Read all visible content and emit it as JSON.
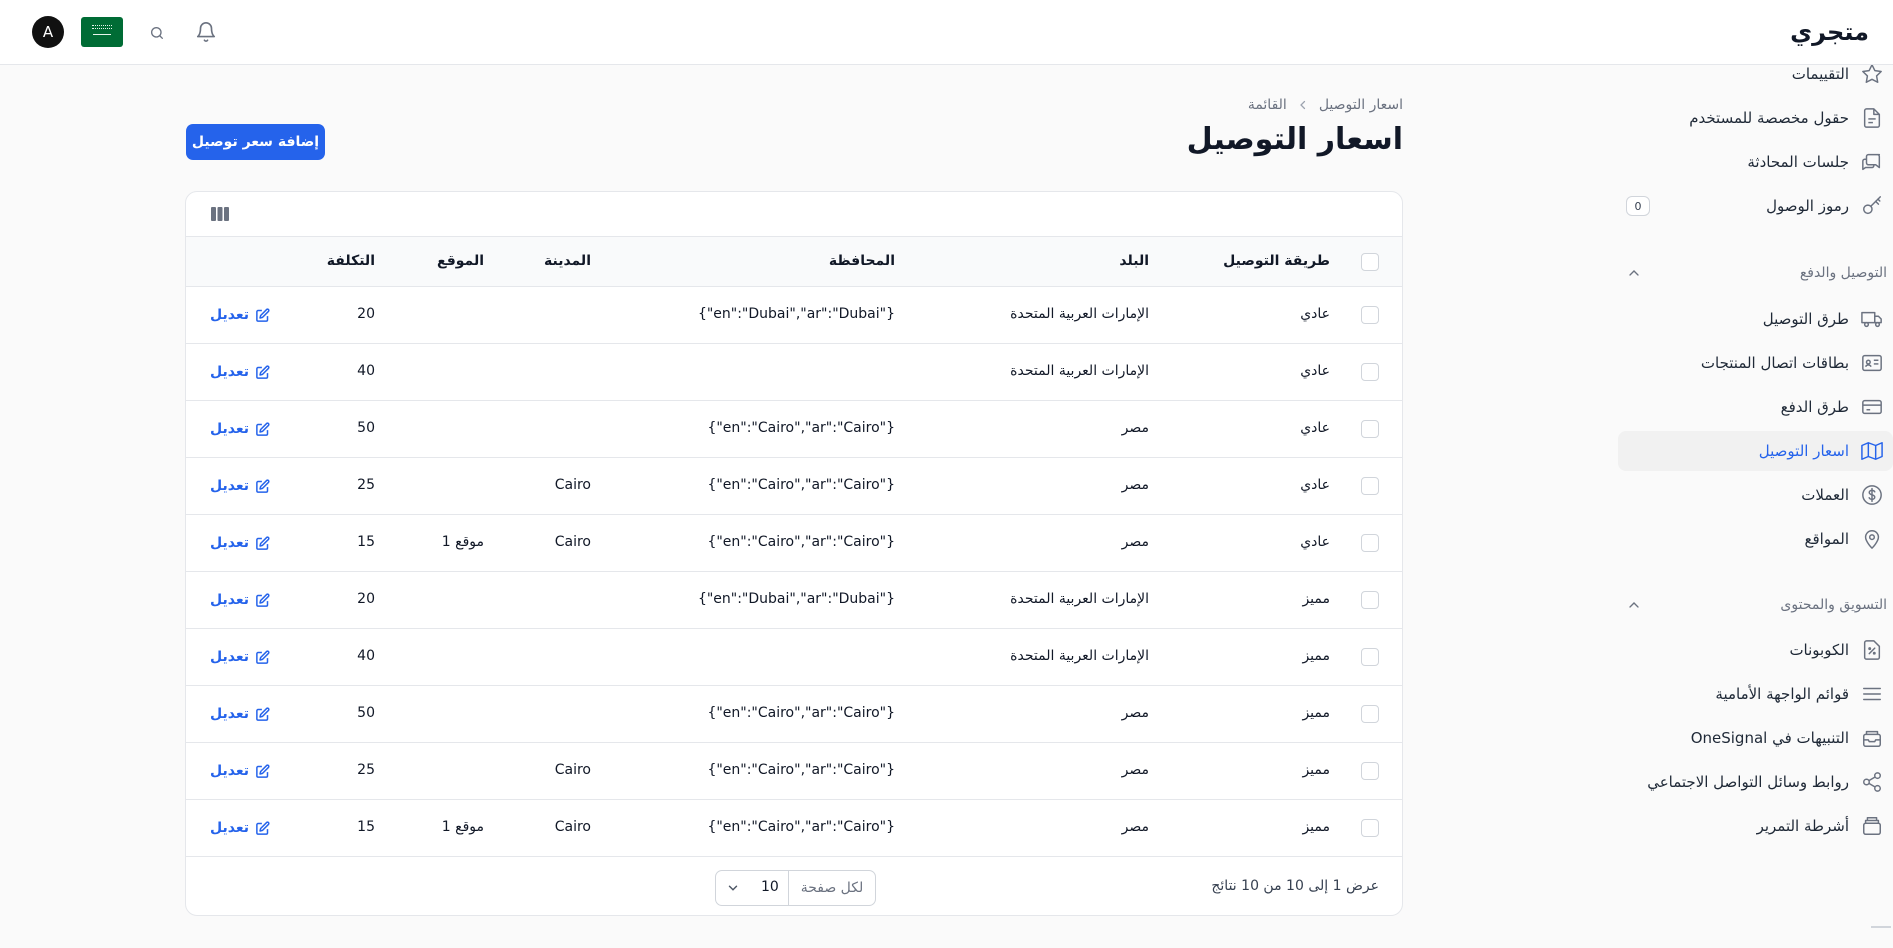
{
  "app": {
    "brand": "متجري",
    "user_initial": "A"
  },
  "colors": {
    "accent": "#2563eb",
    "flag": "#006c35"
  },
  "sidebar": {
    "items": [
      {
        "label": "التقييمات",
        "icon": "star-icon",
        "active": false
      },
      {
        "label": "حقول مخصصة للمستخدم",
        "icon": "document-icon",
        "active": false
      },
      {
        "label": "جلسات المحادثة",
        "icon": "chat-icon",
        "active": false
      },
      {
        "label": "رموز الوصول",
        "icon": "key-icon",
        "badge": "0",
        "active": false
      },
      {
        "label": "طرق التوصيل",
        "icon": "truck-icon",
        "active": false
      },
      {
        "label": "بطاقات اتصال المنتجات",
        "icon": "id-card-icon",
        "active": false
      },
      {
        "label": "طرق الدفع",
        "icon": "credit-card-icon",
        "active": false
      },
      {
        "label": "اسعار التوصيل",
        "icon": "map-icon",
        "active": true
      },
      {
        "label": "العملات",
        "icon": "dollar-icon",
        "active": false
      },
      {
        "label": "المواقع",
        "icon": "map-pin-icon",
        "active": false
      },
      {
        "label": "الكوبونات",
        "icon": "coupon-icon",
        "active": false
      },
      {
        "label": "قوائم الواجهة الأمامية",
        "icon": "menu-icon",
        "active": false
      },
      {
        "label": "التنبيهات في OneSignal",
        "icon": "inbox-icon",
        "active": false
      },
      {
        "label": "روابط وسائل التواصل الاجتماعي",
        "icon": "share-icon",
        "active": false
      },
      {
        "label": "أشرطة التمرير",
        "icon": "slider-stack-icon",
        "active": false
      }
    ],
    "groups": [
      {
        "title": "التوصيل والدفع"
      },
      {
        "title": "التسويق والمحتوى"
      }
    ]
  },
  "breadcrumb": {
    "first": "اسعار التوصيل",
    "second": "القائمة"
  },
  "page": {
    "title": "اسعار التوصيل",
    "add_button": "إضافة سعر توصيل"
  },
  "table": {
    "columns": {
      "method": "طريقة التوصيل",
      "country": "البلد",
      "governorate": "المحافظة",
      "city": "المدينة",
      "location": "الموقع",
      "cost": "التكلفة"
    },
    "edit_label": "تعديل",
    "rows": [
      {
        "method": "عادي",
        "country": "الإمارات العربية المتحدة",
        "governorate": "{\"en\":\"Dubai\",\"ar\":\"Dubai\"}",
        "city": "",
        "location": "",
        "cost": "20"
      },
      {
        "method": "عادي",
        "country": "الإمارات العربية المتحدة",
        "governorate": "",
        "city": "",
        "location": "",
        "cost": "40"
      },
      {
        "method": "عادي",
        "country": "مصر",
        "governorate": "{\"en\":\"Cairo\",\"ar\":\"Cairo\"}",
        "city": "",
        "location": "",
        "cost": "50"
      },
      {
        "method": "عادي",
        "country": "مصر",
        "governorate": "{\"en\":\"Cairo\",\"ar\":\"Cairo\"}",
        "city": "Cairo",
        "location": "",
        "cost": "25"
      },
      {
        "method": "عادي",
        "country": "مصر",
        "governorate": "{\"en\":\"Cairo\",\"ar\":\"Cairo\"}",
        "city": "Cairo",
        "location": "موقع 1",
        "cost": "15"
      },
      {
        "method": "مميز",
        "country": "الإمارات العربية المتحدة",
        "governorate": "{\"en\":\"Dubai\",\"ar\":\"Dubai\"}",
        "city": "",
        "location": "",
        "cost": "20"
      },
      {
        "method": "مميز",
        "country": "الإمارات العربية المتحدة",
        "governorate": "",
        "city": "",
        "location": "",
        "cost": "40"
      },
      {
        "method": "مميز",
        "country": "مصر",
        "governorate": "{\"en\":\"Cairo\",\"ar\":\"Cairo\"}",
        "city": "",
        "location": "",
        "cost": "50"
      },
      {
        "method": "مميز",
        "country": "مصر",
        "governorate": "{\"en\":\"Cairo\",\"ar\":\"Cairo\"}",
        "city": "Cairo",
        "location": "",
        "cost": "25"
      },
      {
        "method": "مميز",
        "country": "مصر",
        "governorate": "{\"en\":\"Cairo\",\"ar\":\"Cairo\"}",
        "city": "Cairo",
        "location": "موقع 1",
        "cost": "15"
      }
    ]
  },
  "pagination": {
    "results_text": "عرض 1 إلى 10 من 10 نتائج",
    "per_page_label": "لكل صفحة",
    "per_page_value": "10"
  }
}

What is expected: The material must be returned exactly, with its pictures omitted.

Response to the exercise:
Read all visible content and emit it as JSON.
{
  "app": {
    "brand": "متجري",
    "user_initial": "A"
  },
  "colors": {
    "accent": "#2563eb",
    "flag": "#006c35"
  },
  "sidebar": {
    "items": [
      {
        "label": "التقييمات",
        "icon": "star-icon",
        "active": false
      },
      {
        "label": "حقول مخصصة للمستخدم",
        "icon": "document-icon",
        "active": false
      },
      {
        "label": "جلسات المحادثة",
        "icon": "chat-icon",
        "active": false
      },
      {
        "label": "رموز الوصول",
        "icon": "key-icon",
        "badge": "0",
        "active": false
      },
      {
        "label": "طرق التوصيل",
        "icon": "truck-icon",
        "active": false
      },
      {
        "label": "بطاقات اتصال المنتجات",
        "icon": "id-card-icon",
        "active": false
      },
      {
        "label": "طرق الدفع",
        "icon": "credit-card-icon",
        "active": false
      },
      {
        "label": "اسعار التوصيل",
        "icon": "map-icon",
        "active": true
      },
      {
        "label": "العملات",
        "icon": "dollar-icon",
        "active": false
      },
      {
        "label": "المواقع",
        "icon": "map-pin-icon",
        "active": false
      },
      {
        "label": "الكوبونات",
        "icon": "coupon-icon",
        "active": false
      },
      {
        "label": "قوائم الواجهة الأمامية",
        "icon": "menu-icon",
        "active": false
      },
      {
        "label": "التنبيهات في OneSignal",
        "icon": "inbox-icon",
        "active": false
      },
      {
        "label": "روابط وسائل التواصل الاجتماعي",
        "icon": "share-icon",
        "active": false
      },
      {
        "label": "أشرطة التمرير",
        "icon": "slider-stack-icon",
        "active": false
      }
    ],
    "groups": [
      {
        "title": "التوصيل والدفع"
      },
      {
        "title": "التسويق والمحتوى"
      }
    ]
  },
  "breadcrumb": {
    "first": "اسعار التوصيل",
    "second": "القائمة"
  },
  "page": {
    "title": "اسعار التوصيل",
    "add_button": "إضافة سعر توصيل"
  },
  "table": {
    "columns": {
      "method": "طريقة التوصيل",
      "country": "البلد",
      "governorate": "المحافظة",
      "city": "المدينة",
      "location": "الموقع",
      "cost": "التكلفة"
    },
    "edit_label": "تعديل",
    "rows": [
      {
        "method": "عادي",
        "country": "الإمارات العربية المتحدة",
        "governorate": "{\"en\":\"Dubai\",\"ar\":\"Dubai\"}",
        "city": "",
        "location": "",
        "cost": "20"
      },
      {
        "method": "عادي",
        "country": "الإمارات العربية المتحدة",
        "governorate": "",
        "city": "",
        "location": "",
        "cost": "40"
      },
      {
        "method": "عادي",
        "country": "مصر",
        "governorate": "{\"en\":\"Cairo\",\"ar\":\"Cairo\"}",
        "city": "",
        "location": "",
        "cost": "50"
      },
      {
        "method": "عادي",
        "country": "مصر",
        "governorate": "{\"en\":\"Cairo\",\"ar\":\"Cairo\"}",
        "city": "Cairo",
        "location": "",
        "cost": "25"
      },
      {
        "method": "عادي",
        "country": "مصر",
        "governorate": "{\"en\":\"Cairo\",\"ar\":\"Cairo\"}",
        "city": "Cairo",
        "location": "موقع 1",
        "cost": "15"
      },
      {
        "method": "مميز",
        "country": "الإمارات العربية المتحدة",
        "governorate": "{\"en\":\"Dubai\",\"ar\":\"Dubai\"}",
        "city": "",
        "location": "",
        "cost": "20"
      },
      {
        "method": "مميز",
        "country": "الإمارات العربية المتحدة",
        "governorate": "",
        "city": "",
        "location": "",
        "cost": "40"
      },
      {
        "method": "مميز",
        "country": "مصر",
        "governorate": "{\"en\":\"Cairo\",\"ar\":\"Cairo\"}",
        "city": "",
        "location": "",
        "cost": "50"
      },
      {
        "method": "مميز",
        "country": "مصر",
        "governorate": "{\"en\":\"Cairo\",\"ar\":\"Cairo\"}",
        "city": "Cairo",
        "location": "",
        "cost": "25"
      },
      {
        "method": "مميز",
        "country": "مصر",
        "governorate": "{\"en\":\"Cairo\",\"ar\":\"Cairo\"}",
        "city": "Cairo",
        "location": "موقع 1",
        "cost": "15"
      }
    ]
  },
  "pagination": {
    "results_text": "عرض 1 إلى 10 من 10 نتائج",
    "per_page_label": "لكل صفحة",
    "per_page_value": "10"
  }
}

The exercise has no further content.